Users can quickly browse through compatible restaurants by just looking at the score. This customized match score is based on other user reviews and ratings as well as dishes at a restaurant that fit users dietary restrictions.
#3 Customizability: Menu filtering
Users can filter through the menu based on handy legends but can also view complete menu helpful in social group settings.
Problem Space & Research Questions
Our initial goal was to understand issues students face while grocery shopping but our initial interviews and observations led us to pivot to a more pressing need - the inability to find restaurants to accommodate their dietary restrictions.
- How does student's history (eg, number of years with a restriction) with their dietary restriction inform their process?
- How do users decide on a restaurant to eat out at?
- What influence do social setting and surrounding environment have on their decision-making process?
From the research, we noticed that three different user groups emerged - Vikki, the voluntary vegan; Vishnu, the international vegetarian student, and Grace, a gluten-free gal because of health issues. This implies that Vikki might be more flexible, Vishnu has a learning process, and Grace who is gluten-free due to health issue. Personas helped us answer an important question - Who are we creating Infograin for?
The question at the back of our minds: how can we simplify the process?
We created a feasiblity vs originality map and placed all the ideas. We further gave score to each idea based on the reach, value for customer and potential revenue for Infograin. This exercise led us to shortlist three ideas which we then showed to users.
Feature Level Decision: Winner or Best of three worlds?
Having obtained informal feedback from concept testing with users, we realized that we could combine the best parts of each design into our solution. We went back to the whiteboard and reviewed each design on a feature level. Mapping user responses to each feature helped us realize that we could take the positive things from each design and converge on those.
We gave 8 users 2 tasks and made the user scenarios realistic drawing from the user research previously conducted.
- Task 1: Pick a restaurant in this area: You only have the maps view available to you and you cannot drill down and click on the restaurant to view their menu.
- Task 2: Pick a dish from a given restaurant: You are going with a friend who does not have any dietary restriction and you need to pick a dish for them as well.
User feedback was concentrated in three areas:
- Selecting dietary restriction
- Map view
- Menu Page
and this is how I incorporated the feedback...
Professionally, I am happy with the way we incorporated user
feedback throughout the project and grounded our design in
extensive user research. This was evident from our final
evaluation which received a SUS rating of 80 and all the
informal feedback we got at the Convergence Innovation Competition.
Personally, this project is extremely close to my heart since it addressed issues that close friends struggle with on a daily basis.
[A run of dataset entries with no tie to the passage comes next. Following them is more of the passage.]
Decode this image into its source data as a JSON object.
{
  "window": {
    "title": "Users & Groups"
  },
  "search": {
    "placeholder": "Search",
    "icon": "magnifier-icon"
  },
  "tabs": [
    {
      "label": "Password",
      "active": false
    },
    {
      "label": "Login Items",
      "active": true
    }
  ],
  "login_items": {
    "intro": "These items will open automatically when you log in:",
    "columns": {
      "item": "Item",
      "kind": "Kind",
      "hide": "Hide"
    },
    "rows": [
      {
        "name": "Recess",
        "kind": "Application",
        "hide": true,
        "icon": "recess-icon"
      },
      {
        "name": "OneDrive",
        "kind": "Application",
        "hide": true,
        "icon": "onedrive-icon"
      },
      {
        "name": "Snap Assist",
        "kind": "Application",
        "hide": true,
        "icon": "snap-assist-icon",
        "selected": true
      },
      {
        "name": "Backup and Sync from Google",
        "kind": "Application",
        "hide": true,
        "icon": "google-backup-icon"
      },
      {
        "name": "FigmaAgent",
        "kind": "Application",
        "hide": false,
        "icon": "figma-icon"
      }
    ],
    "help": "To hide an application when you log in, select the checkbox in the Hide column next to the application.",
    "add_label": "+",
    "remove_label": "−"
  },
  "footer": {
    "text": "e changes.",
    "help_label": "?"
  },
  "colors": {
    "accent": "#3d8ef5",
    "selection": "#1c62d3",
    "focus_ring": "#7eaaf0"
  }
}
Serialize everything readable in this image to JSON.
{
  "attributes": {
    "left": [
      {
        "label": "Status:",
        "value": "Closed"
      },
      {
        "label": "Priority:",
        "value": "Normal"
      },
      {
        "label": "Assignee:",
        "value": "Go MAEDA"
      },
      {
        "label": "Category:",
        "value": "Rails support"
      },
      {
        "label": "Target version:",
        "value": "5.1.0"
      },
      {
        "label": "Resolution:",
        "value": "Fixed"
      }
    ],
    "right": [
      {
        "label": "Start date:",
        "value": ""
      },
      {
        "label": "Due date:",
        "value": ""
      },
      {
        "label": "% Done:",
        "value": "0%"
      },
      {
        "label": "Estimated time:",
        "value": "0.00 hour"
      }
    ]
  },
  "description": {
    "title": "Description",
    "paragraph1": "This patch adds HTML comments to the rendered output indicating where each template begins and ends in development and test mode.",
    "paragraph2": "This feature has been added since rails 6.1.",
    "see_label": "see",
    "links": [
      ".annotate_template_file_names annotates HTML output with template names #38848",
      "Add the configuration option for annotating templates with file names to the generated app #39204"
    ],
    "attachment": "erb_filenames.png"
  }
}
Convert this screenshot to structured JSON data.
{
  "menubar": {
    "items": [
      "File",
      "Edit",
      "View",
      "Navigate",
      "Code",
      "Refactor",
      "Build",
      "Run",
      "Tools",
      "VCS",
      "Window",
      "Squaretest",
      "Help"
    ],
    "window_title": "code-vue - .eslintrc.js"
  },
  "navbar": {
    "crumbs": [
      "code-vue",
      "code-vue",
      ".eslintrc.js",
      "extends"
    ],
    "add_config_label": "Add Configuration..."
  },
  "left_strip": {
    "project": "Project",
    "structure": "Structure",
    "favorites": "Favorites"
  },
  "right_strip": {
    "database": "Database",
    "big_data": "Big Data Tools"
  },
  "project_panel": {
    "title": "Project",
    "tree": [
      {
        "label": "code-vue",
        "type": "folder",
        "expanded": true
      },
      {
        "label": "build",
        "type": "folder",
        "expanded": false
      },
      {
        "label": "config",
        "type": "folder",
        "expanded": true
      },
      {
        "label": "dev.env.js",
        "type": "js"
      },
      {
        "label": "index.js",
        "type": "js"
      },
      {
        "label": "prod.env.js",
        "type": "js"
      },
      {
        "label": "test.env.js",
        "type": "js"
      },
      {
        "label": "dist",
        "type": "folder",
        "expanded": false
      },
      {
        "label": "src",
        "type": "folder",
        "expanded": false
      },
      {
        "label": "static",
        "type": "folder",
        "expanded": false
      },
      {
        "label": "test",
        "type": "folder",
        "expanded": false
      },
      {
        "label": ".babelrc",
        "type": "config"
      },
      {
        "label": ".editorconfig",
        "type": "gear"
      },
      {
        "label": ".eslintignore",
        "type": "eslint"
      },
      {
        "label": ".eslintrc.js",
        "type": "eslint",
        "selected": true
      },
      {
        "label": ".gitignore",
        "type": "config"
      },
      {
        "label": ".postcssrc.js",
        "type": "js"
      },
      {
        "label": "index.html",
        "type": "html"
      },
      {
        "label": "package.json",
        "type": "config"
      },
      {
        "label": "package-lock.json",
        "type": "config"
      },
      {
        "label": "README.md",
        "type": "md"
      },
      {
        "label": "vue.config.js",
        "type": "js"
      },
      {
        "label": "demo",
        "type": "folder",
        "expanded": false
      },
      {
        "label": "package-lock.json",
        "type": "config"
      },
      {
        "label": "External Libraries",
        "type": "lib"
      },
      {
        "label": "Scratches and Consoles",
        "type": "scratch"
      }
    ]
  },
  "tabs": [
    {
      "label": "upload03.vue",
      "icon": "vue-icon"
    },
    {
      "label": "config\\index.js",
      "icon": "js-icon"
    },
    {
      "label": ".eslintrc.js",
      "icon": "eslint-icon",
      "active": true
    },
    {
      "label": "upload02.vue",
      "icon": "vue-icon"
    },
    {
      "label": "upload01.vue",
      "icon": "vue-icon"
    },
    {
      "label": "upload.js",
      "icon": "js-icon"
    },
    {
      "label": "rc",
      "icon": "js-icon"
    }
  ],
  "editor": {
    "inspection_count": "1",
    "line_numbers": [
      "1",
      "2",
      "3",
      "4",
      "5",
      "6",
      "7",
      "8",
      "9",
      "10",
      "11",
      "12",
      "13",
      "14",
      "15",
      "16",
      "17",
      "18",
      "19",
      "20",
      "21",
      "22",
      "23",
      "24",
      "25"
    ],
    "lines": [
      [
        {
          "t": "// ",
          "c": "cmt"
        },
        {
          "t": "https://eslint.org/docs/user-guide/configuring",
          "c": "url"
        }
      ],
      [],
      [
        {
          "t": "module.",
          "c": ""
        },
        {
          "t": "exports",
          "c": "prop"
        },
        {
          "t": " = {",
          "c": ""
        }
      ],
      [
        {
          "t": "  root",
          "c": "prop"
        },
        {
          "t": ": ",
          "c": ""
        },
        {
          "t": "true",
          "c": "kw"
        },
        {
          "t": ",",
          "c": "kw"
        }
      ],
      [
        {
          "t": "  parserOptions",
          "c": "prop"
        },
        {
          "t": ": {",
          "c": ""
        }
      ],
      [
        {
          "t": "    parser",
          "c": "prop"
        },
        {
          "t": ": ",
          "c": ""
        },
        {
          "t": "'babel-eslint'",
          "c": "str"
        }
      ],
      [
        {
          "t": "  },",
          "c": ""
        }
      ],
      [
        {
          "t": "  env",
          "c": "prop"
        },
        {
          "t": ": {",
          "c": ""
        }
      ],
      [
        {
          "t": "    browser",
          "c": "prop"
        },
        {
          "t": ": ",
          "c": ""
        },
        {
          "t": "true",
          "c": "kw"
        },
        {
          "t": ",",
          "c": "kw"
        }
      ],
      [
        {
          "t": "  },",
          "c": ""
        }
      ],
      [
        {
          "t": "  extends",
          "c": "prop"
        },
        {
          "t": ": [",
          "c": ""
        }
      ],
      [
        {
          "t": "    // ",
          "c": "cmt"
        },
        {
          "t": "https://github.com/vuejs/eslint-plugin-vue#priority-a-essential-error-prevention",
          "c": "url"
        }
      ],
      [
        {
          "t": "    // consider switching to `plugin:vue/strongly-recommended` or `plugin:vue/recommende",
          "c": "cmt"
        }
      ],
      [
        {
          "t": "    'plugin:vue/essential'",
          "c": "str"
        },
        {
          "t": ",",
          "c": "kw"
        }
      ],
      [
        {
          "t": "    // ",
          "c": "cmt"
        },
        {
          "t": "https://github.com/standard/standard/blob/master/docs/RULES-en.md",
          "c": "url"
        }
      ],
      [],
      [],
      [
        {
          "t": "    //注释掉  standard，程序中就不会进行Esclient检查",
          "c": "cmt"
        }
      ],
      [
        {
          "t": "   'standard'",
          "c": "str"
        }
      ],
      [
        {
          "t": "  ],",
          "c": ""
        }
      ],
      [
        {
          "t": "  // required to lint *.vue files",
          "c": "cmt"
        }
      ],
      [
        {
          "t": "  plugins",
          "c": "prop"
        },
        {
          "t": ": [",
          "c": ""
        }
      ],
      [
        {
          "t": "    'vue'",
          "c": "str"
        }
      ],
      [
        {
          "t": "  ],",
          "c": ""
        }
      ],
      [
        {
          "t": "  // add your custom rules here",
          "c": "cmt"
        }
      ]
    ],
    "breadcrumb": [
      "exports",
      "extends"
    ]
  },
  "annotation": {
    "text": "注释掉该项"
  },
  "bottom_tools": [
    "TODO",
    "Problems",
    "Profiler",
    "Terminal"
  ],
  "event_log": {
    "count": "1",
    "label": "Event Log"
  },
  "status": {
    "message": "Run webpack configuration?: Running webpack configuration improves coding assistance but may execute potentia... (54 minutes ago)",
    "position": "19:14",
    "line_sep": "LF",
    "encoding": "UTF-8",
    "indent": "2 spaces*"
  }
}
If I had more time part, I would bring Infograin to the next level and explore how it would be able to support a group of users - some with dietary restrictions and some without - to have a delightful experience with food that suits everyone at the table.